The deeper, the better

BO_Blog_ How specific do you get about customer problems2

Create content about 1% of the problems your customers face. The ones who have the problem will get back to you because they need the problem solved. Don’t write about problems 90% of the market knows about. That already has the competition and the companies you target already have options.

But companies prefer to keep quiet about some of these advances believing they have an edge over their competitors because of this. In today’s world, it’s far from the case. The obscure problems are what customers are looking to solve. And they’re the ones who will be drawn to the content.

HubSpot Content Hub helps you build a storehouse of content in 1% instalments. And over time, that could lead to building or gaining market share steadily year on year. These days, the harder problem is to get noticed. That’s where being specific helps. The deeper you go, the more you explore the market not available to the rest.

Having a Content Management System (CMS) to track customer interest is exactly how HubSpot functions. Your customers can be shown other examples each time they visit. And each visit, when they can dive deeper, helps to build site as well as product authority.

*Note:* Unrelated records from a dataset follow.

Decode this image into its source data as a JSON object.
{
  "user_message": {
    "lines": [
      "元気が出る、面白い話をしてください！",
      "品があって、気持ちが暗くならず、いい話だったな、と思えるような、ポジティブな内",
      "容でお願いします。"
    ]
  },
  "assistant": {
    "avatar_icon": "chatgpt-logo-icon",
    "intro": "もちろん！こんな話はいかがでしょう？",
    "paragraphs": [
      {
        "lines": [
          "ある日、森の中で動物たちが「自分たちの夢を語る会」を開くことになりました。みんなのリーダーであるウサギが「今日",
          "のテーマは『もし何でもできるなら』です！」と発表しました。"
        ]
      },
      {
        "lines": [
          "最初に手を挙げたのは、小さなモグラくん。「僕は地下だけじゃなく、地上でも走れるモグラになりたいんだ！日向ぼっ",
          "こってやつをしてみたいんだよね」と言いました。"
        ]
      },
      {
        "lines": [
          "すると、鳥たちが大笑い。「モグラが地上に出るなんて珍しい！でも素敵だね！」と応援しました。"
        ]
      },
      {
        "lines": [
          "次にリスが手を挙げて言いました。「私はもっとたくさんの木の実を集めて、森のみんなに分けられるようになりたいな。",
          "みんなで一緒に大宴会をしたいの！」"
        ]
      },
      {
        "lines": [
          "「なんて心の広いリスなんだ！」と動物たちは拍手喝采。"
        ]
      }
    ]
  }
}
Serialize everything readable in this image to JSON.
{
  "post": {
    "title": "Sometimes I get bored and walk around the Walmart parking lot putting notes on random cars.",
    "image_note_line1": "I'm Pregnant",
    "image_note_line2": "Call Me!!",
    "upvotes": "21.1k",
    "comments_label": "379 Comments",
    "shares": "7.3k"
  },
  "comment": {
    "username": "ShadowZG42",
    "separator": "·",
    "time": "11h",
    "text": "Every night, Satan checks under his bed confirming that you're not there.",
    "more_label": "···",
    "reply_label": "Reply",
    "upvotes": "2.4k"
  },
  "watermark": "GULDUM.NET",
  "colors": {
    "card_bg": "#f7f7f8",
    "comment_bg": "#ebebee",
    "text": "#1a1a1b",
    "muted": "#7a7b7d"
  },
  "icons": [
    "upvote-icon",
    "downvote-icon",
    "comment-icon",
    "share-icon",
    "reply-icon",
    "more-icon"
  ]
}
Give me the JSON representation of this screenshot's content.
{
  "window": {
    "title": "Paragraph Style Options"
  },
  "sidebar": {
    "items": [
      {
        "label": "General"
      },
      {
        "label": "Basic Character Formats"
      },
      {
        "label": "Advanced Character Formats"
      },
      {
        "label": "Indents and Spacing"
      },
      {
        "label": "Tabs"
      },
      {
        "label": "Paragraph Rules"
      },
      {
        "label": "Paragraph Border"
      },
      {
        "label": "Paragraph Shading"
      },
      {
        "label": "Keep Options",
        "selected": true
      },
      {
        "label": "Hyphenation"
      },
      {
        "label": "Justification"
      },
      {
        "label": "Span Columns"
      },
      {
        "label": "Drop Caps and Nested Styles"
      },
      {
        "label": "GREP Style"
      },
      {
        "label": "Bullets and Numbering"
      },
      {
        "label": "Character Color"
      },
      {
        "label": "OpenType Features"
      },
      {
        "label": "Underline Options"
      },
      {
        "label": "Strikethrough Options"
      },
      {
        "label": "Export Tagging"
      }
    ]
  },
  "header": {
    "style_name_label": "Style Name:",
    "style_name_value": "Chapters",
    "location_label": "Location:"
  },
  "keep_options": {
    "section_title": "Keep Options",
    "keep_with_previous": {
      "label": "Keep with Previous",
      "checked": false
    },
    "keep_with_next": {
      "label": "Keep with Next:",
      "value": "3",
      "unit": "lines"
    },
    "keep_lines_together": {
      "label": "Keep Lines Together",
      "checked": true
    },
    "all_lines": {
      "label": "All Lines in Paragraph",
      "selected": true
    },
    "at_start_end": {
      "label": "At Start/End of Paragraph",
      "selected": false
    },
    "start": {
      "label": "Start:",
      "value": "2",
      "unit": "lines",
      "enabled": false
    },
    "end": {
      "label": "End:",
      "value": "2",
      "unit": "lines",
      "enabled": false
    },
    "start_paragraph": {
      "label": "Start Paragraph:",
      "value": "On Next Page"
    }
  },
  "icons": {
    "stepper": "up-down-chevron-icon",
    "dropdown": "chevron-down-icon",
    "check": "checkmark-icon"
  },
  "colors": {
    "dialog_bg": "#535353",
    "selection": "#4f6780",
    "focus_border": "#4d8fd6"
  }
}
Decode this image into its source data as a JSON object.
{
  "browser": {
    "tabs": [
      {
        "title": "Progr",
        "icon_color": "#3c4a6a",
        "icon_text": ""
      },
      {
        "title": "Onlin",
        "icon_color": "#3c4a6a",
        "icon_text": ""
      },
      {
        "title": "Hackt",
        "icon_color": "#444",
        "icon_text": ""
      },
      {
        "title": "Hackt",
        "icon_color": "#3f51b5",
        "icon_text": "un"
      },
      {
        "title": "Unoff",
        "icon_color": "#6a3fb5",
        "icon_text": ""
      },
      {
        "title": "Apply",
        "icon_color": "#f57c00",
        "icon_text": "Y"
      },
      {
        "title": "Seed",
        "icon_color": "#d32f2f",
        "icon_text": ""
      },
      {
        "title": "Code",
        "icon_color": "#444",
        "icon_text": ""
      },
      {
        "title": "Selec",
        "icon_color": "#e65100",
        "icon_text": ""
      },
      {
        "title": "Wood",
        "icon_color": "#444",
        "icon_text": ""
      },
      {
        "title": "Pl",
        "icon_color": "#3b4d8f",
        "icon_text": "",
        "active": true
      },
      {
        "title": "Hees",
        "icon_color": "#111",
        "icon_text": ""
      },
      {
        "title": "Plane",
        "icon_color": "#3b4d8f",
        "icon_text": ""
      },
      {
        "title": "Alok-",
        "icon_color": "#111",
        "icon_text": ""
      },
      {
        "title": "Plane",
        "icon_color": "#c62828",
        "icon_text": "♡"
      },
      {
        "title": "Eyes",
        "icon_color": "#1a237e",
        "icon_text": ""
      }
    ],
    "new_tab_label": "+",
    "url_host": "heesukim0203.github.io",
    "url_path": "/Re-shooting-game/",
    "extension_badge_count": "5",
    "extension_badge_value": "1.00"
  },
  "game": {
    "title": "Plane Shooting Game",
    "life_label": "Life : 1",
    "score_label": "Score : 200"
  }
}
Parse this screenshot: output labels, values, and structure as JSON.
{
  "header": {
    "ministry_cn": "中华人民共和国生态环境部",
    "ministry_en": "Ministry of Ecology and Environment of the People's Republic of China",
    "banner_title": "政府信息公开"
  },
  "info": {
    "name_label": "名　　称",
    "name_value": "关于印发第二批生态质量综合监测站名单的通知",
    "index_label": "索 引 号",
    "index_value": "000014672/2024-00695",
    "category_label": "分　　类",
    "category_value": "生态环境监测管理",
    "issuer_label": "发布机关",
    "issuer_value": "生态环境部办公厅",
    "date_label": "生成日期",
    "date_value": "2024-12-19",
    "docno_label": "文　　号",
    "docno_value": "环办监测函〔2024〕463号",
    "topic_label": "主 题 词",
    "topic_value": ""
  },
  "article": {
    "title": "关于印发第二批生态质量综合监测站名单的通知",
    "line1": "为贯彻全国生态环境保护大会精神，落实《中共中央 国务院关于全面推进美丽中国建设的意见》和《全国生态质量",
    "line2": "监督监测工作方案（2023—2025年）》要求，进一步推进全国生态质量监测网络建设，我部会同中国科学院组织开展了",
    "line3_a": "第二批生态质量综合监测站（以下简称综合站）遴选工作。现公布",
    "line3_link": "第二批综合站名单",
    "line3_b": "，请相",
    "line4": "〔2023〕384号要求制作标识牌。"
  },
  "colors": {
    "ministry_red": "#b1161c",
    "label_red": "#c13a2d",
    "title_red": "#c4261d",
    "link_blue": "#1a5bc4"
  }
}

The 1% entry point

It’s how you get attention and build authority. Don’t list general product benefits alone. That can be handled by the general product brochures or leaflets if you simply want to be clubbed with the competition. If you’d like to stand out, speak about the problems you know customers experience but are limited to face-to-face conversations.

Solve for customers. It seems obvious, but most of the time, when companies are in sales mode, they only look to fit their product into the problem. That does not work. Put together the leaflets of all the companies in a category, and the surprise is that they all seem to say the same thing in different ways.

Speak to and listen to the R&D people from customer companies. Look at what they are working on. That’s a great starting point for your own product line expansion. When you speak about a 1% problem, you may attract a smaller audience—but one that is invested and attentive, which makes a big difference.

Generating content is one of the best long-term investments you can make. HubSpot CMS is made for leveraging that content and spreading it across social channels. It may take a while longer, but unique, authoritative content can be a goldmine that customers will tap into. When you strike a chord with content, it resonates and clears the ground for conversions.

Be specific. Create for narrow interests. Don’t worry about getting returns right away. That’s what makes the magic happen.

Speak to our consultants about any aspect of tech enablement for HubSpot. No matter how small it seems, we like being specific.


Venu Gopal Nair
Venu Gopal Nair

Advertising and Branding Specialist, CEO - Ideascape Communications, A professional journey through the tumultuous years of advertising and communication, starting in 1984. Started out in the age of print, saw the changes with the entry of satellite TV and the momentous transition to digital. Advertising and branding today is vastly different from its practices in the 20th century and the last two decades have seen dramatic changes with smartphone domination. As a Creative Director turned CEO, making the transition personally and professionally has been a tremendous experience.